So that’s the story. It’s a compromise, and a poor one. But there are solutions! You can still see a 2.35 wide screen movie letterboxed inside your 1.77 screen. Several projector manufacturers are now making equipment designed to utilize the anamorphic images found on some DVDs and make them fit a real 2.35 screen. When this is done with HD DVD or BluRay DVDs, the result should be real, honest to goodness, 2.35, ‘scope, Panavision, CinemaScope, Technirama images on your home screen. That’s your own, home, 2.35:1 aspect ratio screen! And what to do about 1.85 or 1.33 material? How about motorized masking curtains that make your screen the right shape for every format. It’s available. Today. From Platinum Home Theaters.

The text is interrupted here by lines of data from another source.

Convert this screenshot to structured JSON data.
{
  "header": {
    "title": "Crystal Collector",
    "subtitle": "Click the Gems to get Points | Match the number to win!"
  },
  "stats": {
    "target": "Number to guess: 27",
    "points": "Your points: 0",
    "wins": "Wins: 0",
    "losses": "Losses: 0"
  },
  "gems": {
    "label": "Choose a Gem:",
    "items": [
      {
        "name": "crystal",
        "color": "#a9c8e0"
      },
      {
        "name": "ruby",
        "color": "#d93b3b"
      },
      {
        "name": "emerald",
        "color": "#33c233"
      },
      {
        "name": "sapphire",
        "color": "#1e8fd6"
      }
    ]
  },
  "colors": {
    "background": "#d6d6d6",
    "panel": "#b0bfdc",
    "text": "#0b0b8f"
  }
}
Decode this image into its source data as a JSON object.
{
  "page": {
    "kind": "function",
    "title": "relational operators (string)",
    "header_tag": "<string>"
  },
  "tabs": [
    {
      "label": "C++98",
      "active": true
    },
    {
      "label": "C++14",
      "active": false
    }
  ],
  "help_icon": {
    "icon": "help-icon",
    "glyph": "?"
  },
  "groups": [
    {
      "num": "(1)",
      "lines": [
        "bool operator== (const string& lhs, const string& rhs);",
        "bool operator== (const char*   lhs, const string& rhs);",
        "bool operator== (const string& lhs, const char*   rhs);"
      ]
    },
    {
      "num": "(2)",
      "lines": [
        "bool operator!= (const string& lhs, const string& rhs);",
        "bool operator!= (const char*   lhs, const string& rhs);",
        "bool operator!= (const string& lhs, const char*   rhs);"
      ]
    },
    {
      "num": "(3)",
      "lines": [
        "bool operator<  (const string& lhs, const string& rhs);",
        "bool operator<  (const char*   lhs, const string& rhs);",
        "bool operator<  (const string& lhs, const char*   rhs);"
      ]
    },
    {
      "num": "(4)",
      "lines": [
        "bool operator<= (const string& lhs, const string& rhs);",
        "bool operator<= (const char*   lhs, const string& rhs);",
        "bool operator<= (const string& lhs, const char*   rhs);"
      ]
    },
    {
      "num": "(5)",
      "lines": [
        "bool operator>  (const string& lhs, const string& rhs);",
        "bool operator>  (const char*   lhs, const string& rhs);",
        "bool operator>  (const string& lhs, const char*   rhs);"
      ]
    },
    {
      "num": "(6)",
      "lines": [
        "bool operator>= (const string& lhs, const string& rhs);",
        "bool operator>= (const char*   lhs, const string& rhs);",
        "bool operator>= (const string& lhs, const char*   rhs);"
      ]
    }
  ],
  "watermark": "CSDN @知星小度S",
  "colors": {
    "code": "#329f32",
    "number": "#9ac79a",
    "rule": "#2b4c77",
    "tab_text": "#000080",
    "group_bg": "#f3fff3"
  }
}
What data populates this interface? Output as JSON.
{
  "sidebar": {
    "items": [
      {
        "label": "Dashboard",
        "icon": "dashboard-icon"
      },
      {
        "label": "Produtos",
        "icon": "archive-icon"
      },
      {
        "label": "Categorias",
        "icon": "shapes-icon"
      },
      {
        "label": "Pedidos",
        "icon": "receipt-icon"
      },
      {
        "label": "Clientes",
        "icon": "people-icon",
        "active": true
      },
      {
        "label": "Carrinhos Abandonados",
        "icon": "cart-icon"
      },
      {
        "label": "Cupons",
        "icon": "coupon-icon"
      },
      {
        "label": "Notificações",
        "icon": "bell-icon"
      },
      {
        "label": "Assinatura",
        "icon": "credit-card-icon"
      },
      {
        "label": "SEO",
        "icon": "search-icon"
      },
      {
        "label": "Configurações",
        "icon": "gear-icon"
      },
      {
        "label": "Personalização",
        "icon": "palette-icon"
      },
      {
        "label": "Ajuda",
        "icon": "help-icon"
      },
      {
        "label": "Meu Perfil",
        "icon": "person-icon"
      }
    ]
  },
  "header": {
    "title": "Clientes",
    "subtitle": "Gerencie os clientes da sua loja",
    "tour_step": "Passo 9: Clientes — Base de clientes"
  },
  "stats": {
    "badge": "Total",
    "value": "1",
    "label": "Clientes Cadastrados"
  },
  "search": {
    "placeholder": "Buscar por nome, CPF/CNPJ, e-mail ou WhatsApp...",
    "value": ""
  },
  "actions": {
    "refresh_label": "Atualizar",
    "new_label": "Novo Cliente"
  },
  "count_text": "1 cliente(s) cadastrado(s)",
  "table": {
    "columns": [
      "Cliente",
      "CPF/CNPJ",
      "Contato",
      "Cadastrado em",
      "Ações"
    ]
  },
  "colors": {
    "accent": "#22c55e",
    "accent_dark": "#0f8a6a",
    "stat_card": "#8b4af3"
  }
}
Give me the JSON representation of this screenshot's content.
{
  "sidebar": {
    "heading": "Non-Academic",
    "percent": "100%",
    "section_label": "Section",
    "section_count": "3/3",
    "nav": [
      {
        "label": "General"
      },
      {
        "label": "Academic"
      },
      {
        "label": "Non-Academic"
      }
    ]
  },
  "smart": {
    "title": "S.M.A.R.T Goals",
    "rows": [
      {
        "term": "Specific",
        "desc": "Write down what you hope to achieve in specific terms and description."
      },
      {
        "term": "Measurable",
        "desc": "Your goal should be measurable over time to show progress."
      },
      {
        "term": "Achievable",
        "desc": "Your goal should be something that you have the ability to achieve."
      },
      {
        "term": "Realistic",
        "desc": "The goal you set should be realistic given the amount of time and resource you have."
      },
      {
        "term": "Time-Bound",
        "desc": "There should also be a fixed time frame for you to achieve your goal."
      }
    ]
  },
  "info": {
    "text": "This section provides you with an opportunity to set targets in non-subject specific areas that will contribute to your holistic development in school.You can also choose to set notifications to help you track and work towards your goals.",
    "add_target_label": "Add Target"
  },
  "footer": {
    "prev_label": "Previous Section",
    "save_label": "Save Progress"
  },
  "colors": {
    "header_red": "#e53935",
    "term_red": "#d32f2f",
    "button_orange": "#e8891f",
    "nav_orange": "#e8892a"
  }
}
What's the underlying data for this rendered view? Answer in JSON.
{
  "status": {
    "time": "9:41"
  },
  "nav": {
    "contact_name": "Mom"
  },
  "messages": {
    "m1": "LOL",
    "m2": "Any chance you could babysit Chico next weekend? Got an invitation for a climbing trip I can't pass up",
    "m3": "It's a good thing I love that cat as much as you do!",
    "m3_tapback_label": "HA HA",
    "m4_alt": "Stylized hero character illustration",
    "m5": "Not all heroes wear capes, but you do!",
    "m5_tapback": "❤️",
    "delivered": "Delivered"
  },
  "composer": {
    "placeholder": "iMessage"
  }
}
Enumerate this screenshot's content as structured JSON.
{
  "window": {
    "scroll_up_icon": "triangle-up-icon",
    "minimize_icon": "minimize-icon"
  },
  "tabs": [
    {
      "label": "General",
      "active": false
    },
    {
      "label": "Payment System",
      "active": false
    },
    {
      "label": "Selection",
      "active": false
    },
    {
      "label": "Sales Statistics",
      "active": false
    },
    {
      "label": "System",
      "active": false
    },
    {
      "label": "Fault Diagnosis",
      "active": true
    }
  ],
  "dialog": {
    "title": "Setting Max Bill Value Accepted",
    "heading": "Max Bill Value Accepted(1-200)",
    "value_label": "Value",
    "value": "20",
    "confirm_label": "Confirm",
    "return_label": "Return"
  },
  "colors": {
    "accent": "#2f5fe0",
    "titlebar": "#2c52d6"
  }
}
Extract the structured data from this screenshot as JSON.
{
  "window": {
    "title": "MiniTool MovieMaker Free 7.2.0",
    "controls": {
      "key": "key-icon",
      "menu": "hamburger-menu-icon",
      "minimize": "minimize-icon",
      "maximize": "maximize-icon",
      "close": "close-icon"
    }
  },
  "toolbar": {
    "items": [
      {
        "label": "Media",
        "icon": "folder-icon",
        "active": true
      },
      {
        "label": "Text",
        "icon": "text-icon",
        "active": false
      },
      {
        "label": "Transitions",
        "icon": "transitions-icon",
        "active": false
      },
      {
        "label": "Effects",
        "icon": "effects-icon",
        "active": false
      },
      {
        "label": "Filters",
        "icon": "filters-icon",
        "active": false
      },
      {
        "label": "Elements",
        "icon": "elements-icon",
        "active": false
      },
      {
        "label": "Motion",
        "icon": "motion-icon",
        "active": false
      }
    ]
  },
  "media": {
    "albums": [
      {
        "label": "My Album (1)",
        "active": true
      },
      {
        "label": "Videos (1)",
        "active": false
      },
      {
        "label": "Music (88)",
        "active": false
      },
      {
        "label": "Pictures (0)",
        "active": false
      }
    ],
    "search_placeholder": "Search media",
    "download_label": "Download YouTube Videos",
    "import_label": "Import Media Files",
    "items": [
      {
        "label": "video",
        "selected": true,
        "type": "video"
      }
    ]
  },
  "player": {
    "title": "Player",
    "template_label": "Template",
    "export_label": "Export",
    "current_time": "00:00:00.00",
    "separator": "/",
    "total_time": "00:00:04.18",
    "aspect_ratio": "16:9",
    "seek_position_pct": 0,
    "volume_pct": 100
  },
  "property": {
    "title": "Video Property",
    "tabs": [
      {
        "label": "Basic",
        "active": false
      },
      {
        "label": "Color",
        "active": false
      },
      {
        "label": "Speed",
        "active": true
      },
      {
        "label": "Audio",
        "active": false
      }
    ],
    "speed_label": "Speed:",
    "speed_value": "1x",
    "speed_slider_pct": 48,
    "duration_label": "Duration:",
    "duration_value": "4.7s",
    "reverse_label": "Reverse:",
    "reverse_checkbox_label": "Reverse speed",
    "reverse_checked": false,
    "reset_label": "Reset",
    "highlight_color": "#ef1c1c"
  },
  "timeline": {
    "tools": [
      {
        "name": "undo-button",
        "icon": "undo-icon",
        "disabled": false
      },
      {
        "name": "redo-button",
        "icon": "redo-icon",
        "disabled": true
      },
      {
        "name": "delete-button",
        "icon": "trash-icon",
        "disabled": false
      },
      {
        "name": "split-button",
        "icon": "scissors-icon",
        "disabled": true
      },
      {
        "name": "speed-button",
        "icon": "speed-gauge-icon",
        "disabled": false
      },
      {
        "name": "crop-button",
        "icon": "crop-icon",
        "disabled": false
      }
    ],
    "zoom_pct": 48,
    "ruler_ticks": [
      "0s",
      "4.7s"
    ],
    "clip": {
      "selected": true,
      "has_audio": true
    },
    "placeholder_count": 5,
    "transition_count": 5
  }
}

If you’re interested in taking the ‘wide view’, give us a call, and we’ll help you do it. In fact, we look forward to it!

For more information on wide screen projection in the home, call Platinum Home Theaters at 708-588-0880.